In 1959, Gilman workers struck again over pay rates, arbitration, and management rights. The dispute was settled the next year which stabilized Gilman’s labor situation, but tensions would remain with the company. However, the U.S. military’s demand for zinc remained strong and in the 1960s the town supported a few hundred people and boasted an infirmary, grocery store, and bowling alley.
In 1965, the fate of Gilman was in limbo as the company faced not only stagnant zinc prices, but the need for capital improvements and expansion. That same year New Jersey Zinc sold out to Gulf and Western Industries, Inc., a growing auto parts corporation who wished to utilize the zinc in the use of chrome.
By 1970, total production at the mines was 10 million tons of ore which included not only zinc, but also gold, silver, copper, and lead in addition to zinc.
However, by the mid-1970s, most auto manufacturers had abandoned the use of chrome in their vehicles, and the mine’s reserves of zinc were nearly exhausted. A spike in gold and silver prices kept a much smaller operation going for a few years, but ultimately the Eagle Mine closed at the end of 1977. In December 1977, the operation laid off 154 miners after a two-week notice, with 16 remaining on the payroll. Afterward, some limited copper and silver production occurred, but that too, soon ceased and the pumps were deactivated and the mine was allowed to flood.
In 1983, the town and its mines were sold to a Canon City businessman named Glen Miller who planned to put the land to multiple uses including converting mine tailings into fertilizer, creating new residential development, and the possibility developing a ski resort. However, within a year, he sold the town to the Battle Mountain Corporation.

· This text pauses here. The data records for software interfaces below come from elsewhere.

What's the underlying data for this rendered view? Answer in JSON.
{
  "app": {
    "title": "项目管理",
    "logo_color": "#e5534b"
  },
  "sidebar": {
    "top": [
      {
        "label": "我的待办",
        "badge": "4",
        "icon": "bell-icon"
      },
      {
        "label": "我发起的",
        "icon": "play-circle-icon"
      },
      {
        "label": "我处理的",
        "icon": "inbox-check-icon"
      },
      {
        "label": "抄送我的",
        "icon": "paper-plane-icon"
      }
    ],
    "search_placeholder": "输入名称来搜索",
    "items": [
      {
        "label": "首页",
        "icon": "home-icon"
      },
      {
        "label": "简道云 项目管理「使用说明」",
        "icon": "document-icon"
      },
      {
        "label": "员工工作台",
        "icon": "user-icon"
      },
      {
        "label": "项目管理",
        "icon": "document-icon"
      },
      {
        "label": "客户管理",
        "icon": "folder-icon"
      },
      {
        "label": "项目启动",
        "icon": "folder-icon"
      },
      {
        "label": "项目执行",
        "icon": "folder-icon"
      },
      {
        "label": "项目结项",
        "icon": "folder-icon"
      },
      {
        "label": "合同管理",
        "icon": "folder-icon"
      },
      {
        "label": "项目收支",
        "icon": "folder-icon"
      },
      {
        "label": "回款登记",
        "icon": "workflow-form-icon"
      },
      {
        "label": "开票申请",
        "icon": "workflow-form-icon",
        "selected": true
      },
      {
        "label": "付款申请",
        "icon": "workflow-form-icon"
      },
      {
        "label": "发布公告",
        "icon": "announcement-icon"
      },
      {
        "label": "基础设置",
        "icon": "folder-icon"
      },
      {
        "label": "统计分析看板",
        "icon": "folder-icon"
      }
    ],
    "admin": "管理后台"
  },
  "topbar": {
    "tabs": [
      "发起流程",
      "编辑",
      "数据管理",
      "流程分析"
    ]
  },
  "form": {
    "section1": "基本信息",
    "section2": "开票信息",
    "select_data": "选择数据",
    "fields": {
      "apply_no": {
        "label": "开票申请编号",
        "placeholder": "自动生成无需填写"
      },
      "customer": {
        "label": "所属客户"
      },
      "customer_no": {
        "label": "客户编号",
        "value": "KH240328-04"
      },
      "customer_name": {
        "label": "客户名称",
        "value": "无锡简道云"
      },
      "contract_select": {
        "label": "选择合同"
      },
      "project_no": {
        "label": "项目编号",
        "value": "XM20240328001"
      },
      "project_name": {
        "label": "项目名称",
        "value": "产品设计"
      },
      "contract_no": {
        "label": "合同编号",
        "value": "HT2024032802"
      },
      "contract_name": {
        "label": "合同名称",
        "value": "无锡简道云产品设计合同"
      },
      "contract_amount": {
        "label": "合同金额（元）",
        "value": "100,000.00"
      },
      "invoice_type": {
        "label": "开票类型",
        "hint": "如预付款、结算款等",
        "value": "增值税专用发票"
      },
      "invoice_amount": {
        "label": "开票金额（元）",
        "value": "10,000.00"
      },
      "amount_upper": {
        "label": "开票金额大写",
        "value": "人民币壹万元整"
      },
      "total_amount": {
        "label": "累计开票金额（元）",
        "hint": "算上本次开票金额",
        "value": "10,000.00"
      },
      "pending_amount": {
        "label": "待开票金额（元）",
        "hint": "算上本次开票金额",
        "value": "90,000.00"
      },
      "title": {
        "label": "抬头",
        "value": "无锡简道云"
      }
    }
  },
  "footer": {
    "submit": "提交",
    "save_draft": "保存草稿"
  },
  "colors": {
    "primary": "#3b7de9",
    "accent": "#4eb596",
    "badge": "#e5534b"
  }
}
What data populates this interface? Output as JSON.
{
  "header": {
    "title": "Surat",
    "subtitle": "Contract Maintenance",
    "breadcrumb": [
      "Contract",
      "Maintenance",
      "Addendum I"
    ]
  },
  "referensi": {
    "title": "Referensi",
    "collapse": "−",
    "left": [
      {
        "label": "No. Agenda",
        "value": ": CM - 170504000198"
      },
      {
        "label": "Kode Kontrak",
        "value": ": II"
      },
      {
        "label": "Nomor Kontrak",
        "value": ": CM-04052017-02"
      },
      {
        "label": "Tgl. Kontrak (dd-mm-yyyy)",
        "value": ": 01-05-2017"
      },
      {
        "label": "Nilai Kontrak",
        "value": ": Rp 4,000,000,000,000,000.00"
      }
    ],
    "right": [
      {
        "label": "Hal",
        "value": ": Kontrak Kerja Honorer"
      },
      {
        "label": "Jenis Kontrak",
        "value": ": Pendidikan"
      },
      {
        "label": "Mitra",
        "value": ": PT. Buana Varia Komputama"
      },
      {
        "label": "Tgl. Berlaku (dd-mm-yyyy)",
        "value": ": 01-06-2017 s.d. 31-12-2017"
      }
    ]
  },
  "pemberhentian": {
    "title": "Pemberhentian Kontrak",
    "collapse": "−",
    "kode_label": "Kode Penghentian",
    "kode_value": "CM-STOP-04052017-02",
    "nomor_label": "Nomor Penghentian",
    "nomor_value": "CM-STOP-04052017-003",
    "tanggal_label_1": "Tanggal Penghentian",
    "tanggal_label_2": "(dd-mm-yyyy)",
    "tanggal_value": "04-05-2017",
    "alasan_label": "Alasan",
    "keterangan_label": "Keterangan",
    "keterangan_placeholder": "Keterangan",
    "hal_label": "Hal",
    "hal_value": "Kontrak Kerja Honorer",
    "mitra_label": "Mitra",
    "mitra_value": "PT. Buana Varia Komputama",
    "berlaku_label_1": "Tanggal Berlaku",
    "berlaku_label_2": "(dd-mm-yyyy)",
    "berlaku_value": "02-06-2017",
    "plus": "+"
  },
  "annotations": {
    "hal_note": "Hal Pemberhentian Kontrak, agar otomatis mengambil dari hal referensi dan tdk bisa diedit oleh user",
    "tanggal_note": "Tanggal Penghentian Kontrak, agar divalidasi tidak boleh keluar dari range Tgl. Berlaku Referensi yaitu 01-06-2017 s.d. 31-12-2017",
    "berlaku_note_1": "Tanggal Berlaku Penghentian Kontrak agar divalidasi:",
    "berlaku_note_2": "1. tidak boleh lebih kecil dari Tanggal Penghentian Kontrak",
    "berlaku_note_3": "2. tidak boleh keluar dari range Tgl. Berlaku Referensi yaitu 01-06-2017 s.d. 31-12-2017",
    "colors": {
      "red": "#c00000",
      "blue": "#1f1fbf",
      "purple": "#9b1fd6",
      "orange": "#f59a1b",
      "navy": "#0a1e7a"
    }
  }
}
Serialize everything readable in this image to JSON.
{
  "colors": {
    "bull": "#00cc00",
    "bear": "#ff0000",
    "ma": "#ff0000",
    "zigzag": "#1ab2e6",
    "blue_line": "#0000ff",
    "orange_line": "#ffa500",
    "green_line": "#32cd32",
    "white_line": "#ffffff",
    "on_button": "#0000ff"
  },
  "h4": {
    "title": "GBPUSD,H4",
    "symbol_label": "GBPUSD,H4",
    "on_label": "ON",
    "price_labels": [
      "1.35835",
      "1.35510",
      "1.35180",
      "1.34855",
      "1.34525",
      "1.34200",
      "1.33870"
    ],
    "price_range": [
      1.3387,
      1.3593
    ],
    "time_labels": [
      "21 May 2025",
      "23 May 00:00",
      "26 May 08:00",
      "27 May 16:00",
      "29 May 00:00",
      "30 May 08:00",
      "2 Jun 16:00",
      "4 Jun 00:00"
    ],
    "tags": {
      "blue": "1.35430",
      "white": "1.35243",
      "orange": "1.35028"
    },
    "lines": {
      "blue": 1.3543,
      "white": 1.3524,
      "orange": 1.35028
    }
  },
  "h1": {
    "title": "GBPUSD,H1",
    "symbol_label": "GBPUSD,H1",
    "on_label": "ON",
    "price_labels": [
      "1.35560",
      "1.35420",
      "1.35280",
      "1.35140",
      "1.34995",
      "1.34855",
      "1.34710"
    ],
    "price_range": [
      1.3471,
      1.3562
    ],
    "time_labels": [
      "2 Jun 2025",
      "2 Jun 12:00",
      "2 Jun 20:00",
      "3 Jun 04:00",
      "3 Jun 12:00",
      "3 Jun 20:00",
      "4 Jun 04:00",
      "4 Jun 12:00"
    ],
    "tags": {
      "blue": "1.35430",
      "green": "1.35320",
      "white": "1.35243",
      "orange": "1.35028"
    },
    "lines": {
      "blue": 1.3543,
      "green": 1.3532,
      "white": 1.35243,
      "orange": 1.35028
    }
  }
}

Gilman became an official ghost town in the spring of 1985 when the Battle Mountain Corporation evicted its remaining residents and the post office closed its doors forever.
After the closure of the mine and the abandonment of the town, a 235-acre area, which included eight million tons of mine waste, was designated a Superfund site by the Environmental Protection Agency (EPA). Massive amounts of pollutants had been released into the ecosystem, which placed the site on the National Priorities List.
CBS Operations, Inc., who bought Viacom International, Inc., which owned the controlling shares of New Jersey Zinc Company, was deemed responsible for the cleanup of the site. Cleanup of the mine began in 1988 with the relocation of mine wastes and capping of the main tailings pile. According to the EPA, the network of mines included “an estimated 70 miles of underground mine tunnels”. Today, the cleanup has been declared a success.
In 2004, the property was purchased by Florida real-estate developer Edward R. Ginn for $32.75 million with plans to develop a gated community, a 10-lift private ski resort, golf course, a luxury hotel, and parcels for hundreds of private homes. The development proposal required an annexation into Minturn for the town’s services, which residents approved in 2008. However, Ginn filed for bankruptcy the next year. The property then became part of the Battle Mountain Development Company who planned a massively scaled-back version of the project. There are still plans today to subdivide the land for re-development, but nothing has been done as of this writing.
Gilman still sits silently on a shoulder of Battle Mountain overlooking the valley below. Its large shaft house and many buildings sit empty and deteriorating. From Highway 24, overlooking the old company town, visitors can see graffiti, crumbling walls, cracked chimneys, and broken windows in the town’s many buildings. The old unused railroad track that once hauled ore from the Eagle and Belden mines can be seen in the canyon below. Today, it is choked with weeds and littered with small boulders that have tumbled onto the rusting tracks. An old station wagon sits rusting along the steep mountainside.
The old pipeline/trestle system that once pushed the tailings to a location downstream still mostly stands rusting and broken in large sections. When the mine closed, the trestle system was used by the EPA to deliver contaminated water from the Eagle Mine to a water treatment plant.
“No Trespassing” signs hang on the closed gates and more signs are posted warning trespassers of “Hidden and Visible Dangers” and the “Risk of Injury or Death.” However, in years past, many have ventured onto the property, despite the warnings. This is evidenced by the amount of the graffiti on the buildings and photographs taken by trespassers. Inside the buildings, x-rays are strewn about the old hospital, mine records remain in the offices, furniture and appliances sit rusting and deteriorating in the houses, and a rusty swing set and a slide still sit in the old schoolyard. Mine buildings are filled with old equipment and abandoned vehicles.
Unfortunately, some of these trespassers were doing much more than taking photographs – they were vandalizing the properties of both Gilman and Belden in the canyon below. The Eagle County Sheriff’s Department stepped in and now cites trespassers with a ticket and a fine. To help with the enforcement of the no-trespassing laws, the local Crime Stoppers organization rewards tipsters with as much as a $1,000 reward.
Gilman is located southeast of Minturn and north of Tennessee Pass along U.S. Highway 24. The remnants of the townsite are visible in many places along the curves of the highway.
“There are no wastelands in our landscape quite like those we’ve created ourselves.” -Tim Winton
Gilman-Red Cliff Slideshow:
All images available for photo prints & editorial downloads HERE.